Yesterday I encountered the ongoing problem of our push mower refusing to re-start after it gets hot. We are already behind on the mowing, since we waited several days for a replacement primer bulb to come in the mail last week. Apparently the hot-start problem is very common in 7- to 10-year-old Briggs & Stratton engines. It can be caused by issues with the valves, the coil, or a plethora of other things – in other words, a two or three day troubleshooting process for a shade tree mechanic like myself. In other words, not something I have time to tackle right now.

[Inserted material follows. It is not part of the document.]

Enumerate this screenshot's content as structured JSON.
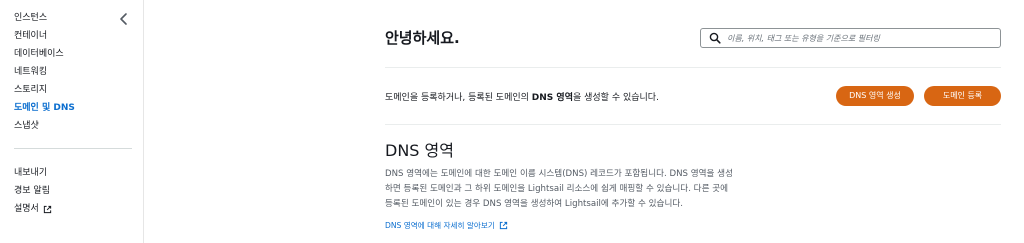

I don’t think it’s a compression problem in our case, as you can clearly feel the compression stroke when pulling the starter rope. A common bit of advice on internet forums suggests solving this problem by sitting in the shade with your mower while downing a couple of beers (the beer is for you, not the mower, silly), and then starting it again after it’s cooled down.
I put the mower in the shade and spent about 20 minutes reading up on the problem online. No beer, unfortunately, as I was trying to get this done and get out the door to hike. The shade definitely shortens the refractory period, and it started right up when I was done reading. In the end, I did get the dry grass cut at the top of the hill, so I will no longer get foxtails down my boots when I go troubleshoot the soaker hoses on the caragana hedge.